Nurses begin month-long overtime strike

Strike adds to mounting pressure on mainland Portugal’s State health system 

With the deadlock between Portugal’s central government and mainland doctors still unbroken, the nation’s nurses represented by union SNE have now added their own overtime ban into the complicated mix.

The strike is set to run until November 25. Its intention is to get the PS Socialist government to correct what SNE  calls “wage stagnation” across the mainland.

In a statement, the union says “this fight by nursing workers is aimed at getting the government of the Republic, as the governments of the Autonomous Regions of the Azores and Madeira have done*, to correct pay reversals resulting from legislation passed in 2022” regarding the way years of professional practice are accounted for. 

According to the union, the legislation creates “an injustice made worse by the impact on the amount paid for overtime work.”

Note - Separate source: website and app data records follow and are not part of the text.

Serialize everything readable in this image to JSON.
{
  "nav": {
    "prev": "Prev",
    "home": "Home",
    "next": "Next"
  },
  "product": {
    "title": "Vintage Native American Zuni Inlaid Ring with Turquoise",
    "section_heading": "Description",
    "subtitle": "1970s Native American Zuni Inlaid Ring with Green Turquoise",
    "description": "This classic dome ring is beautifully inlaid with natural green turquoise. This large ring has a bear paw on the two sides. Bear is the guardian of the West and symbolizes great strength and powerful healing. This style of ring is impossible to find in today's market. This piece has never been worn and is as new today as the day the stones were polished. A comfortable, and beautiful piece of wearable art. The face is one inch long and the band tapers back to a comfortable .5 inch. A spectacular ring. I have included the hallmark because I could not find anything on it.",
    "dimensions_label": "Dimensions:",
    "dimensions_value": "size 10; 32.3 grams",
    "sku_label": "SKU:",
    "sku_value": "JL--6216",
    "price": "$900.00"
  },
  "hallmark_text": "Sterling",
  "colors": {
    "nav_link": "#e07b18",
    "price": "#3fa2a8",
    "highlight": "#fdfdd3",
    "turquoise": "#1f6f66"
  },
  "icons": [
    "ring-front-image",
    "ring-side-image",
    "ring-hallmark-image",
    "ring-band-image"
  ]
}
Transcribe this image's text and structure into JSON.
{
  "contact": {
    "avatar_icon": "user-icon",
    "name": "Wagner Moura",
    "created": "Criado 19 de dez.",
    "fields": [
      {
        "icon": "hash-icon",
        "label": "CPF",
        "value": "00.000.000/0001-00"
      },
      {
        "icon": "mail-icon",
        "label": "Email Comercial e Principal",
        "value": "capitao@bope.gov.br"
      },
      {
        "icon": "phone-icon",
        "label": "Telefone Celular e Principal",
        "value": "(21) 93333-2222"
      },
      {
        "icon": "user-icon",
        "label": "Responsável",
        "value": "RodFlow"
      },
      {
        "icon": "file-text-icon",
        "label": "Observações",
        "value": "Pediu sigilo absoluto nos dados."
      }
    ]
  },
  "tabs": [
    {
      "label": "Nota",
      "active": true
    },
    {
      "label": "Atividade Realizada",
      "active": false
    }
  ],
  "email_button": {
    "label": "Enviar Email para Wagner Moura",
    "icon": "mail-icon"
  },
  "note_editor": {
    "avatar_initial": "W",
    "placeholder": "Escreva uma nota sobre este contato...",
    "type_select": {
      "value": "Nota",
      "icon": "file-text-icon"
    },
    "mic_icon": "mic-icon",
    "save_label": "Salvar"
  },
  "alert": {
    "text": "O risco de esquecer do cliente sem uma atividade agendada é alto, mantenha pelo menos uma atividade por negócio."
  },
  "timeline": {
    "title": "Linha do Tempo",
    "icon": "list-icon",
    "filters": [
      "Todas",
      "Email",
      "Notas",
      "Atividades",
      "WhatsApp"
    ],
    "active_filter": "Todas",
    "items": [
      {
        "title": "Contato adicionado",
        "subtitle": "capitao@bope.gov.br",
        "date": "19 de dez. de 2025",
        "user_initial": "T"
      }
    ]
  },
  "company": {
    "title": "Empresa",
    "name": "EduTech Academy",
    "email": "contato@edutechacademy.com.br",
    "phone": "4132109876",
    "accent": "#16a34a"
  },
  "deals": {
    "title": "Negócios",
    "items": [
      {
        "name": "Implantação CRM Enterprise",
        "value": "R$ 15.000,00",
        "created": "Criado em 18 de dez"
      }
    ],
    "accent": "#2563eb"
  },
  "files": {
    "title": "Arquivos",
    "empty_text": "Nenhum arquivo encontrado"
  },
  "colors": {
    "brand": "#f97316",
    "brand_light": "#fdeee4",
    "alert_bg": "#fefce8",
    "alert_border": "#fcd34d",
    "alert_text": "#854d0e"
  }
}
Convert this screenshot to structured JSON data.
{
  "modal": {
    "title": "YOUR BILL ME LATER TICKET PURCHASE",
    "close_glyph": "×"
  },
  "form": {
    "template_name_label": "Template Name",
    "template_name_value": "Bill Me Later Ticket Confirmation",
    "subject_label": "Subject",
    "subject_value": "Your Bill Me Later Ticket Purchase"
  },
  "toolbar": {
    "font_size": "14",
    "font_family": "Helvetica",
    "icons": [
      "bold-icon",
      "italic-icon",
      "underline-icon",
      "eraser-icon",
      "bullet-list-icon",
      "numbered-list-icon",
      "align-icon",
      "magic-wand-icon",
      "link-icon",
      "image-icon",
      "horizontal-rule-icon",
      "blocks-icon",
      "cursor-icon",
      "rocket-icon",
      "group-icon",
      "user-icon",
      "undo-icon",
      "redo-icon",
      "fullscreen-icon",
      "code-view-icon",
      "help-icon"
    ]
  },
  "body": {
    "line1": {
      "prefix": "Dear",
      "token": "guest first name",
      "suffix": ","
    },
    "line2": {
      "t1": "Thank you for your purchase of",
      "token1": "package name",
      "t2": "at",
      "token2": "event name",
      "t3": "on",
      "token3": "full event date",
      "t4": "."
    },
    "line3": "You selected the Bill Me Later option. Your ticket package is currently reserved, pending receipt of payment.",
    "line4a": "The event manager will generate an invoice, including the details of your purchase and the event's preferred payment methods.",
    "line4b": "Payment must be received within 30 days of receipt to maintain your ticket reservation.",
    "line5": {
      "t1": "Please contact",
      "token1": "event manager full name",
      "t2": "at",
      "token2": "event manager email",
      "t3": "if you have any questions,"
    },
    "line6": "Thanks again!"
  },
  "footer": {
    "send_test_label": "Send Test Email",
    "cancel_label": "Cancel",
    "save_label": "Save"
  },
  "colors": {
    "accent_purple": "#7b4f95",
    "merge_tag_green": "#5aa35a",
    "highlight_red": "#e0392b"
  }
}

SNE’s demands focus on “starting the process of reviewing the career and salary scale with representatives from the Ministry of Finance and the Ministry of Health and correcting the stagnation in nurses’ salaries over the last nine years, by signing a negotiating protocol for a Global Collective Labour Agreement.”

This strike is additional to the one announced by SINDEPOR, the democratic union of nurses, running from November 3 to December 31.

As SINDEPOR has said in a statement: “The response capacity of the SNS is worsening day by day, to the detriment of all Portuguese people, whether they are SNS professionals or not (…) We have no doubt that with more satisfied workers, the quality of the SNS response will increase, and nurses are the largest professional class in this service.”

The mounting problems of Portugal’s State health system have seen all kinds of ‘forecasts’ for the coming month, none of them positive.

Commentators however stress the sense of chaos is unlikely to see any kind of ministerial reshuffle, for the simple reason very few people would want to take over from health minister Manuel Pizarro, who is understood to be intending to stay in his role until the municipal elections of 2025, when he is expected to run as the future mayor of Porto.

*The governments of the autonomous regions have not only managed to satisfy wage demands of nurses; they have also settled the issue of teachers’ frozen pay scales, an issue that central government insists it cannot afford to address fully. ND